*Task instructions:*
Take from the records below each line that holds "address".

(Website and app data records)
== Segment start ==
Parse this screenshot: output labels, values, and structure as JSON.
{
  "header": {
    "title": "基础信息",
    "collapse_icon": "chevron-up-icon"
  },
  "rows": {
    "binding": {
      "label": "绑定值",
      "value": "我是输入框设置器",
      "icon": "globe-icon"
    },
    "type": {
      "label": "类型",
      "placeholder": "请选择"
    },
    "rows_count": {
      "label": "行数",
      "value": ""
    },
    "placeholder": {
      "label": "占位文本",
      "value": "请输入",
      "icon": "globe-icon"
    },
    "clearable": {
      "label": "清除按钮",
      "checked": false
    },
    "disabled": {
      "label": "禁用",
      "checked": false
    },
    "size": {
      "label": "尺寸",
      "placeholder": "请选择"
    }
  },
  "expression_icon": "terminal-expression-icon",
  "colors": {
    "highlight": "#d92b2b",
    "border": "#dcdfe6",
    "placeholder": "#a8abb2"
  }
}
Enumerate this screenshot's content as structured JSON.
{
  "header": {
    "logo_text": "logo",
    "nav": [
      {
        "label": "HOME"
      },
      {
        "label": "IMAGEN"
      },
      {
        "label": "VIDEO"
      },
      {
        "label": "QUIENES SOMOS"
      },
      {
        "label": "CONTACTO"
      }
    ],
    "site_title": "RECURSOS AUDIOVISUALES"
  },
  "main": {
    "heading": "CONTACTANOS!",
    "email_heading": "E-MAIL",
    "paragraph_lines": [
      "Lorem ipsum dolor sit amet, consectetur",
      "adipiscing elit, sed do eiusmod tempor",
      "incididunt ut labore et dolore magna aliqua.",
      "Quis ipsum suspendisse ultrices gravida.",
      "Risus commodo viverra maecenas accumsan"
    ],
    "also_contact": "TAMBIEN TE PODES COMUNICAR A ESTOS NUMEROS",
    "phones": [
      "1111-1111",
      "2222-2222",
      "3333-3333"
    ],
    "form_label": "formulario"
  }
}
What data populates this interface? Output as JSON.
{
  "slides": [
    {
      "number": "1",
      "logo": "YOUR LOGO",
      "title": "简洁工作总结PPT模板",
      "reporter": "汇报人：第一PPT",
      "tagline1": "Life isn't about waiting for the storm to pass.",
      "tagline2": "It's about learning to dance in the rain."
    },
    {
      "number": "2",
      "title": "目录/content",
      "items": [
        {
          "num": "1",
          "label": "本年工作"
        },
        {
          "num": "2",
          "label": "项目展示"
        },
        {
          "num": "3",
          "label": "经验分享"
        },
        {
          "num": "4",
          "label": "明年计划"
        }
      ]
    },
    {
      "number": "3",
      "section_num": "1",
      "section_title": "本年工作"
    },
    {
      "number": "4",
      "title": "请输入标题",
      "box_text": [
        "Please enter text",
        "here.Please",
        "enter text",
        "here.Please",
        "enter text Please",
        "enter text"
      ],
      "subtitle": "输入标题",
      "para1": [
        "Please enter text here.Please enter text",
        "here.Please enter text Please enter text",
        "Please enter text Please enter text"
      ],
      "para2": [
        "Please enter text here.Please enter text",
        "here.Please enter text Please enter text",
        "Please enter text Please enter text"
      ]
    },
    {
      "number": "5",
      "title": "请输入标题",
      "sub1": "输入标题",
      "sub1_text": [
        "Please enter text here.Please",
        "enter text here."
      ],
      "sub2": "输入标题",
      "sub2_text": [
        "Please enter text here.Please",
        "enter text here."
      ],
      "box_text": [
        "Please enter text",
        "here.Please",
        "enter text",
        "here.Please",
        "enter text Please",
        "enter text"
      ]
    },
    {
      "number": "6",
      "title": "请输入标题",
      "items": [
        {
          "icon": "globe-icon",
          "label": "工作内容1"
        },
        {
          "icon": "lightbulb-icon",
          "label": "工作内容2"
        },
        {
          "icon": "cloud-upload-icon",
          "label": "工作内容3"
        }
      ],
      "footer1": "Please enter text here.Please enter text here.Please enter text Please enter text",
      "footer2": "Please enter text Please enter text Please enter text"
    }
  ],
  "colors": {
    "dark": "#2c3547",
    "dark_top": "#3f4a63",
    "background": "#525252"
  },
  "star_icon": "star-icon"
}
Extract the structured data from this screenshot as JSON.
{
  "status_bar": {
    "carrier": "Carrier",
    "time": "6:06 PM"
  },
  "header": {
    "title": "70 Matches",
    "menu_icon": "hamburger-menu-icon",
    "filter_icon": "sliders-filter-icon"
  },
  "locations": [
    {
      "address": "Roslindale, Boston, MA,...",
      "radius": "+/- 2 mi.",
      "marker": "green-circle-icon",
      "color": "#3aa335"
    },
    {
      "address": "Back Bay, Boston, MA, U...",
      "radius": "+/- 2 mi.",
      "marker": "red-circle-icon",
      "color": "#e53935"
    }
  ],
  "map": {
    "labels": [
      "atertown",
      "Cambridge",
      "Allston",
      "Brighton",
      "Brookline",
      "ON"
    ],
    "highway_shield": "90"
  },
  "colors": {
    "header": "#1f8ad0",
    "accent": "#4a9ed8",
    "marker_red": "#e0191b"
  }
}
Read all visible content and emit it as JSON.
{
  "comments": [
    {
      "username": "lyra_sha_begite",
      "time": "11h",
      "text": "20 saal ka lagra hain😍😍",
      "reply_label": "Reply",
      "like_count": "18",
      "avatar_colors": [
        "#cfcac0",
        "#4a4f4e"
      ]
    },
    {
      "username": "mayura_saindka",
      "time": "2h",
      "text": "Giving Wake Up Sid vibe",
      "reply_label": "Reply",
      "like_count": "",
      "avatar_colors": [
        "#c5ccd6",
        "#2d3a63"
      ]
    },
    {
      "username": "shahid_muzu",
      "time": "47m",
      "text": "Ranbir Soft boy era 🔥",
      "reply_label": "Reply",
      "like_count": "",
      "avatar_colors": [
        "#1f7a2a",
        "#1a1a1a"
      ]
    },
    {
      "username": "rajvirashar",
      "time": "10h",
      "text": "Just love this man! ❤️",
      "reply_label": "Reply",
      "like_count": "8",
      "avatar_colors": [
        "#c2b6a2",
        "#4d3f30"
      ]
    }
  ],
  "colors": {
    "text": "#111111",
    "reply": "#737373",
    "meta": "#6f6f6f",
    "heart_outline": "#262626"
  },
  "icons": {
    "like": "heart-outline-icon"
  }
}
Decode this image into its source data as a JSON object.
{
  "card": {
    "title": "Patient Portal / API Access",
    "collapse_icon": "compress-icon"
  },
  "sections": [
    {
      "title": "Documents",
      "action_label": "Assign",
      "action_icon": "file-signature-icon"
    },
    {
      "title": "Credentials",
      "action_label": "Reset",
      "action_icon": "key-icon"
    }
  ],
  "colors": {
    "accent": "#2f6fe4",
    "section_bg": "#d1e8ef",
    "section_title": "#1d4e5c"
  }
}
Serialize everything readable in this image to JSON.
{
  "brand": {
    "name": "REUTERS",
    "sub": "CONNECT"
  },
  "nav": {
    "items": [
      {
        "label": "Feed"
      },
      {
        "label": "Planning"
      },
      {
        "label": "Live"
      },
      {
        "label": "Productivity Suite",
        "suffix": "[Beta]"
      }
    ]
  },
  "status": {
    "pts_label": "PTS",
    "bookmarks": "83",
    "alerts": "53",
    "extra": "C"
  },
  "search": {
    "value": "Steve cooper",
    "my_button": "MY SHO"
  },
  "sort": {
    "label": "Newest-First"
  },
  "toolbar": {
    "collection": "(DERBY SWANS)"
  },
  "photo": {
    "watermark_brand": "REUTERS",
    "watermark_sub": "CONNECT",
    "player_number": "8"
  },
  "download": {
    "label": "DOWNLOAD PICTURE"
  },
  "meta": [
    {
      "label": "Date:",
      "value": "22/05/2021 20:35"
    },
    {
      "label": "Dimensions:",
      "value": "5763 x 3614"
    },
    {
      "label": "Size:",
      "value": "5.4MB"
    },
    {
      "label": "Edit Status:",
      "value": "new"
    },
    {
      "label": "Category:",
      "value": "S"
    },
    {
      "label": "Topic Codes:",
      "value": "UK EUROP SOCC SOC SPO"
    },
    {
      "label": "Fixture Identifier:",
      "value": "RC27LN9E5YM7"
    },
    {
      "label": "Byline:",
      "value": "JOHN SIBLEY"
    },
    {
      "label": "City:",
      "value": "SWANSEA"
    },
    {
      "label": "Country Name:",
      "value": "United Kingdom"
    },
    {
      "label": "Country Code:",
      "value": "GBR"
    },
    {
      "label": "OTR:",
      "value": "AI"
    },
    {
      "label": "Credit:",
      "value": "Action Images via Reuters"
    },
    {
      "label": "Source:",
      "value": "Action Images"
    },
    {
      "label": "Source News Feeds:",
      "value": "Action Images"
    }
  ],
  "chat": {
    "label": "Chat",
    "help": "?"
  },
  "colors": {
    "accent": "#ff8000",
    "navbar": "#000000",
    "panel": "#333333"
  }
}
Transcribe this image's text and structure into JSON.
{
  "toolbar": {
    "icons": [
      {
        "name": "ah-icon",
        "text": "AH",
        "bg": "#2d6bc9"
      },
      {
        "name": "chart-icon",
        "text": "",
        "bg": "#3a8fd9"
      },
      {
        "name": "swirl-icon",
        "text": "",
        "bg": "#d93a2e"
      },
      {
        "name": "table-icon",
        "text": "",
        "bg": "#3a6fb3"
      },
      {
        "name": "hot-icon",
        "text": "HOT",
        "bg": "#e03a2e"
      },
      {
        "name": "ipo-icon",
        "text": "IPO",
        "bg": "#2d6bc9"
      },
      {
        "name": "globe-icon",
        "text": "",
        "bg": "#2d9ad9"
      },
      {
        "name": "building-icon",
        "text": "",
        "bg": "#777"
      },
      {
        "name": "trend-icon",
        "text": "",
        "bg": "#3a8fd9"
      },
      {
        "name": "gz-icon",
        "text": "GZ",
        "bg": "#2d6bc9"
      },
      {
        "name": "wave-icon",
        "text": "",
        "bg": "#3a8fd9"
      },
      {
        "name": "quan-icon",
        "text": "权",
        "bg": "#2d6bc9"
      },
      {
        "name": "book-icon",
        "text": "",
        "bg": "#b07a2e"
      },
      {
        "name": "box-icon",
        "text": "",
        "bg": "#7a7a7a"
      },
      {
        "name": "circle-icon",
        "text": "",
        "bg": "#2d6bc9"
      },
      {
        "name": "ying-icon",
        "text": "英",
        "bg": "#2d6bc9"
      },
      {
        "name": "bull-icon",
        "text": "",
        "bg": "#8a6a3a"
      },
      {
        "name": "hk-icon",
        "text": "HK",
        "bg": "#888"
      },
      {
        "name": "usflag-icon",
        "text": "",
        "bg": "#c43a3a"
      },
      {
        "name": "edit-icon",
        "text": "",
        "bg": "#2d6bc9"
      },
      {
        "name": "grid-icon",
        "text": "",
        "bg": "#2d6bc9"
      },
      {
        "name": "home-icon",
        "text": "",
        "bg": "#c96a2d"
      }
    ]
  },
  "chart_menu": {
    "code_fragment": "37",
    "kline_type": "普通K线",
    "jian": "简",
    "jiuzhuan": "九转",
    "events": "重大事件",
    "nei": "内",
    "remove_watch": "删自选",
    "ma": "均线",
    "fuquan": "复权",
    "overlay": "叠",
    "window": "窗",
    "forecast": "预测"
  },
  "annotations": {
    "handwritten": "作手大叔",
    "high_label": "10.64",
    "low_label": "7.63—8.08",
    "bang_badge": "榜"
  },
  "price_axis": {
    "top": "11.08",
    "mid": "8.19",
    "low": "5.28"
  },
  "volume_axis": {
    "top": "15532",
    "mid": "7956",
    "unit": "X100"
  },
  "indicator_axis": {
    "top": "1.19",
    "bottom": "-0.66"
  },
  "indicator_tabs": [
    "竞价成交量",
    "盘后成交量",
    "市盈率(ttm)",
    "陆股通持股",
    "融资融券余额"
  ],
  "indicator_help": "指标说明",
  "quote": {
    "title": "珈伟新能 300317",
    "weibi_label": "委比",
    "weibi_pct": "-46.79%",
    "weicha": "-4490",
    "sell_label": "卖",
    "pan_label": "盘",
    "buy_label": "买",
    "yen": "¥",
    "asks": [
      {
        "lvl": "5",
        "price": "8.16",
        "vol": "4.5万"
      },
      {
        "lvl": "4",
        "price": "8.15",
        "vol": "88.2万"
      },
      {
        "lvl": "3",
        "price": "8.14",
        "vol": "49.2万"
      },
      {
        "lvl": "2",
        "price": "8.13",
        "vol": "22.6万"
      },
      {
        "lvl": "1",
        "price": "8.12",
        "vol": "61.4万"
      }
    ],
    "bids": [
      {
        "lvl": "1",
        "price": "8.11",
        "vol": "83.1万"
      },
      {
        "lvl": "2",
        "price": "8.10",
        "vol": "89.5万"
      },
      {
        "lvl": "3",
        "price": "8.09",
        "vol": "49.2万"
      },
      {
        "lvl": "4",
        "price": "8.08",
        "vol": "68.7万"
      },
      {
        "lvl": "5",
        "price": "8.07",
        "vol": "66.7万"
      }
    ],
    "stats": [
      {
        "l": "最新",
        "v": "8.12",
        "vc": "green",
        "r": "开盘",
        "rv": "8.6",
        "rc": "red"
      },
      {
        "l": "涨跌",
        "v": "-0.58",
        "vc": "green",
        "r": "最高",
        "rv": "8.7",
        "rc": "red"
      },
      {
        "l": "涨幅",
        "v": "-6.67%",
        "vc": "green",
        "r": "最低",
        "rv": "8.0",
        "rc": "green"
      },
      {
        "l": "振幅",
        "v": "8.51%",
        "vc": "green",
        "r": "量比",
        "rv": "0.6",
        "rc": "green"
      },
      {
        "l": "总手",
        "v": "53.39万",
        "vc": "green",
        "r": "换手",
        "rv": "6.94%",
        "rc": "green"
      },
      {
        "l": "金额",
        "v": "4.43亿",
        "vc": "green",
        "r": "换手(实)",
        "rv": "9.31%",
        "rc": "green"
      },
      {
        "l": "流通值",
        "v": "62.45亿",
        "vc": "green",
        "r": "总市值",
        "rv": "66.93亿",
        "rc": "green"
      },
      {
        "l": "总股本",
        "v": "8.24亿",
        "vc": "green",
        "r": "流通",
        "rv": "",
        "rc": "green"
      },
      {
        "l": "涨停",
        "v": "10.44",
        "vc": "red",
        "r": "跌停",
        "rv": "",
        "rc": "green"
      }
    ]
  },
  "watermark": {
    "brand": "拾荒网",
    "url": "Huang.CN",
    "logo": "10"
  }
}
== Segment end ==
*The completed task:*
      "address": "Roslindale, Boston, MA,...",
      "address": "Back Bay, Boston, MA, U...",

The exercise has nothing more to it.